Delta removed its award charts so that customers wouldn’t know what awards are ‘supposed to’ cost. That way they could continually devalue their award pricing without notice to members, and there’d be nothing to compare prices to. And they hoped customers wouldn’t have a reference point for what miles are worth, so members would be less resistant to silly pricing. Delta has created a company town, it prices what it wishes and assumes customers have nowhere to go.
Indeed Delta profits because there’s little competition in more of their markets than other US airlines face.
Delta has said they want SkyMiles members to spend their points for products and services sold by the airline instead of free travel. They’ve even speculated on ‘miles for haircuts’.
While Delta keeps raising the price of award tickets every few months in a hyperinflation that would make Robert Mugabe jealous — last year raised price of several international awards for travel October 1 onward, but decided one devaluation in the first quarter of 2016 would be enough but it wasn’t they made no notice changes to Tel Aviv awards in March then later in the year they increased the price of transatlantic business class — at least they had stable prices, they just didn’t publish the prices.
However Delta has found a new way to price dynamically, hidden award chart be damned.
Already they’ve practiced journey control. You might find saver award space on multiple flights, but they won’t allow you to combine those flights into a saver award. Two connecting flights on an otherwise legal routing might price out as more miles.
Now though non-stop saver awards may price out more expensively depending on route.
First class domestic saver awards have cost 25,000 miles one way under the hidden award chart. If a flight is available non-stop in ‘R’ inventory it costs 25,000 miles.
Here’s January 10, 2018 Los Angeles – Atlanta. There’s a flight with R inventory which is a saver first class award.
This same flight shows up as a saver award for Air France KLM Flying Blue, so it’s verifiably partner award inventory.
However because it’s non-stop Los Angeles – Atlanta, hub-to-hub, it’s no longer 25,000 miles. Instead it’s 30,000 miles.
In fact the lowest price for Los Angeles – Atlanta ever gets now is 30,000 miles.
However domestic first class, even domestic first class cross country, isn’t 30,000 miles across the board. You can still book ‘R’ saver first class at 25,000 miles. In fact, you can book Los Angeles – Atlanta flights for 25,000 miles as long as your itinerary doesn’t originate in Los Angeles. Here’s Oakland – Los Angeles – Atlanta in first class (R) for 25,000 miles.
This is the opposite of traditional journey control, where only some flights are available at the saver level on a connecting basis. The non-stop is never available at 25,000 miles. But some of those non-stop flights are as long as they’re part of a larger connecting itinerary!
As I wrote when Delta increased price of Virgin Atlantic business class saver awards to as much 205,000 miles roundtrip,

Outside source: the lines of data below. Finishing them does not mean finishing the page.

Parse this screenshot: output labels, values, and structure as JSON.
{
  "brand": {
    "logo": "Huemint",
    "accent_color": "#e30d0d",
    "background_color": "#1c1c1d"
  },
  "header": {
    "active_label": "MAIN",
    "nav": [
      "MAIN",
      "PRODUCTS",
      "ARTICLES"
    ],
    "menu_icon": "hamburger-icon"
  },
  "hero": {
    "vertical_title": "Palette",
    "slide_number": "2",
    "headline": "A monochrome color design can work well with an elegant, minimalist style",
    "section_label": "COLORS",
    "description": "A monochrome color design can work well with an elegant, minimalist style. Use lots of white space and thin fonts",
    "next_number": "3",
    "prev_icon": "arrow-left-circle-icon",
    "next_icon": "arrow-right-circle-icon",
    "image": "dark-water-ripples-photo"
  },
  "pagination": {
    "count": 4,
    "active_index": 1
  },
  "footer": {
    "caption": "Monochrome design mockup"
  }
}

Delta has made it clear for the last several years that their currency has no stable dependable value, and they’re not to be trusted. Small children whose fathers are hunched over controls have landed planes with fewer signals than SkyMiles has given out.
So much for the silly claim by Delta’s CFO that they’ve made SkyMiles more valuable since awarding miles based on the price of a ticket instead of distance flown.
The only way I can understand Delta’s award price increases month after month is to think that Sandeep Dube is a student of history, and he’s been spending his time on Post-World War II Hungary.